PROVIDED INFORMATION Start Marker

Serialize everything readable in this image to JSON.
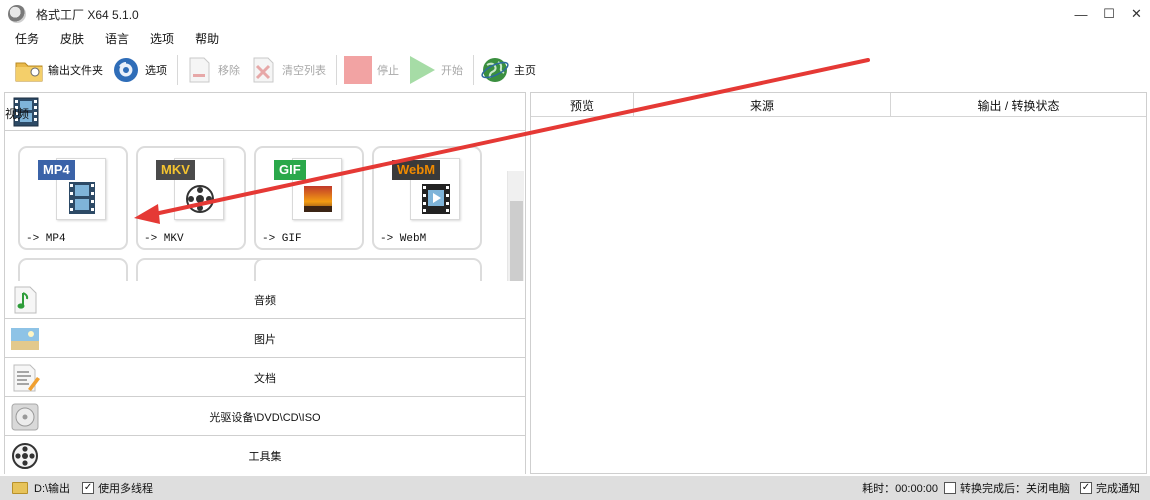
{
  "window": {
    "title": "格式工厂 X64 5.1.0",
    "minimize": "—",
    "maximize": "☐",
    "close": "✕"
  },
  "menu": [
    "任务",
    "皮肤",
    "语言",
    "选项",
    "帮助"
  ],
  "toolbar": {
    "output_folder": "输出文件夹",
    "options": "选项",
    "remove": "移除",
    "clear_list": "清空列表",
    "stop": "停止",
    "start": "开始",
    "home": "主页"
  },
  "categories": {
    "video": "视频",
    "audio": "音频",
    "image": "图片",
    "document": "文档",
    "disc": "光驱设备\\DVD\\CD\\ISO",
    "tools": "工具集"
  },
  "formats": [
    {
      "tag": "MP4",
      "label": "-> MP4",
      "color": "#3b63a8"
    },
    {
      "tag": "MKV",
      "label": "-> MKV",
      "color": "#4a4a4a",
      "tag_text_color": "#f4c430"
    },
    {
      "tag": "GIF",
      "label": "-> GIF",
      "color": "#2aa84a"
    },
    {
      "tag": "WebM",
      "label": "-> WebM",
      "color": "#3a3a3a",
      "tag_text_color": "#f08a00"
    }
  ],
  "table": {
    "columns": [
      "预览",
      "来源",
      "输出 / 转换状态"
    ]
  },
  "status": {
    "output_path": "D:\\输出",
    "multithread": "使用多线程",
    "elapsed": "耗时：00:00:00",
    "after_done": "转换完成后：关闭电脑",
    "notify": "完成通知"
  },
  "colors": {
    "arrow": "#e53935",
    "statusbar": "#dedede",
    "stop_disabled": "#f2a3a3",
    "start_disabled": "#a6dca6"
  },
  "icons": {
    "app": "format-factory-logo-icon",
    "output_folder": "folder-icon",
    "options": "gear-icon",
    "remove": "remove-document-icon",
    "clear_list": "clear-list-icon",
    "stop": "stop-icon",
    "start": "play-icon",
    "home": "globe-icon"
  }
}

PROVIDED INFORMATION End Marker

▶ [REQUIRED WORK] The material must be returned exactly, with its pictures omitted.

▶ [TASK SOLUTION]
Serialize everything readable in this image to JSON.
{
  "window": {
    "title": "格式工厂 X64 5.1.0",
    "minimize": "—",
    "maximize": "☐",
    "close": "✕"
  },
  "menu": [
    "任务",
    "皮肤",
    "语言",
    "选项",
    "帮助"
  ],
  "toolbar": {
    "output_folder": "输出文件夹",
    "options": "选项",
    "remove": "移除",
    "clear_list": "清空列表",
    "stop": "停止",
    "start": "开始",
    "home": "主页"
  },
  "categories": {
    "video": "视频",
    "audio": "音频",
    "image": "图片",
    "document": "文档",
    "disc": "光驱设备\\DVD\\CD\\ISO",
    "tools": "工具集"
  },
  "formats": [
    {
      "tag": "MP4",
      "label": "-> MP4",
      "color": "#3b63a8"
    },
    {
      "tag": "MKV",
      "label": "-> MKV",
      "color": "#4a4a4a",
      "tag_text_color": "#f4c430"
    },
    {
      "tag": "GIF",
      "label": "-> GIF",
      "color": "#2aa84a"
    },
    {
      "tag": "WebM",
      "label": "-> WebM",
      "color": "#3a3a3a",
      "tag_text_color": "#f08a00"
    }
  ],
  "table": {
    "columns": [
      "预览",
      "来源",
      "输出 / 转换状态"
    ]
  },
  "status": {
    "output_path": "D:\\输出",
    "multithread": "使用多线程",
    "elapsed": "耗时：00:00:00",
    "after_done": "转换完成后：关闭电脑",
    "notify": "完成通知"
  },
  "colors": {
    "arrow": "#e53935",
    "statusbar": "#dedede",
    "stop_disabled": "#f2a3a3",
    "start_disabled": "#a6dca6"
  },
  "icons": {
    "app": "format-factory-logo-icon",
    "output_folder": "folder-icon",
    "options": "gear-icon",
    "remove": "remove-document-icon",
    "clear_list": "clear-list-icon",
    "stop": "stop-icon",
    "start": "play-icon",
    "home": "globe-icon"
  }
}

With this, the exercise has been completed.